Rather than take that as a reasonable vox pop of public opinion, you need to understand that the BBC comments section is fundamentally broken and does not even remotely represent popular opinion. It is a favour melting pot of government propagandists, and zealots. The same comments section on political stories also suggests 80% support for xenophobic and racist parties like UKIP, but actual general election day polls gave them a meagre 13%. You can't discern anything of merit from the BBC comments section, it's a cesspit of nonsense and even the moderators are part of the problem. There was a UKIPer calling Polish people a bunch of lazy spongers, and I responded saying I've actually found the Polish to be incredibly hard working, often more so than many British folk. Guess which one of us got censored and which did not? When the leanings of the moderators there (I believe the BBC contract that work out to a 3rd party company so it's not their direct staff at fault but the company they subcontract to) supports that world view, is it surprising that that view is more prominent there?

I do agree that Russia is more effective though, you're right about that, but it's largely because whilst the West at least tries (even though it regularly fails) to avoid civilian casualties, Russia just doesn't even care about them. If there's a rebel fighter in a hospital of 100 innocents, Putin is happy to see that hospital bombed to get that one fighter - he's a leader who after all openly broke the Geneva Convention and admitted to committing a war crime by removing identifying marks from his soldiers and claiming them as civilians in Crimea. Russians are effective because they have no care for the concept of collateral damage, though fail to grasp that that attitude is precisely why people might want to blow up their airliners (the US, UK et. al. have made the same mistake enough even when they unintentionally fucked up).

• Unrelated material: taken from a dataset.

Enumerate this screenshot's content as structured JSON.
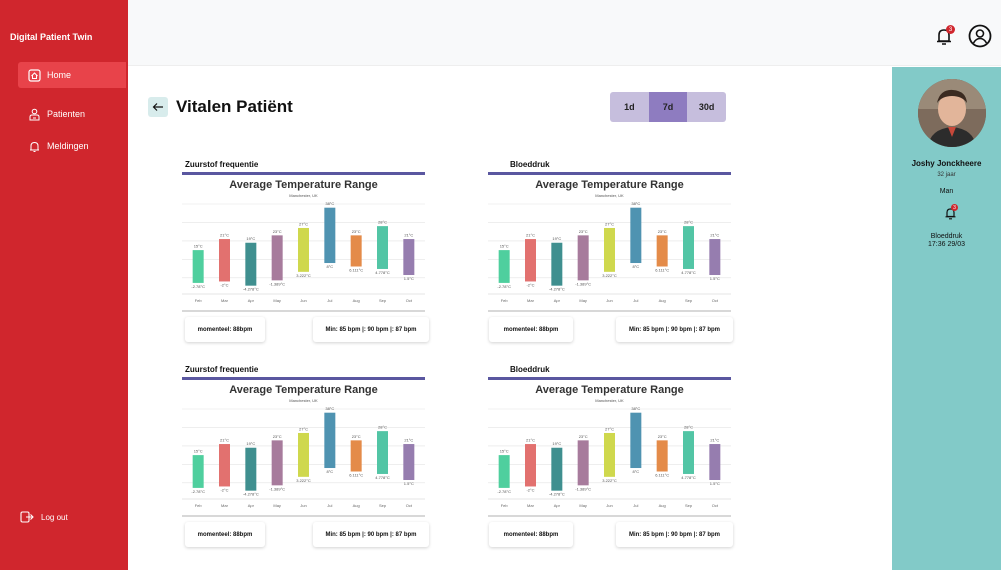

Comment Re:I wouldn't put it past Putin (Score 3, Interesting) 289

I think the exact wording from the US was that they detected an air based heat flash. Presumably it wouldn't be too difficult (someone else here no doubt has the knowledge to clarify) to determine the difference between such an event at 30,000ft, and one at ground level. I'd have thought that's a reasonable enough altitude difference to fathom from the satellite data whether the event happened in the air, or on the ground.

It's also worth noting that the plane blew up some distance from where the bulk of it ended up on the ground too, and as such it's possible that the air based heat flash was detected a mile or so away from the location that the fuel ended up such that if the location data for the heat flash is reasonable that in itself would be enough to separate the two incidents.

"You can't get very far in this world without your dossier being there first." -- Arthur Miller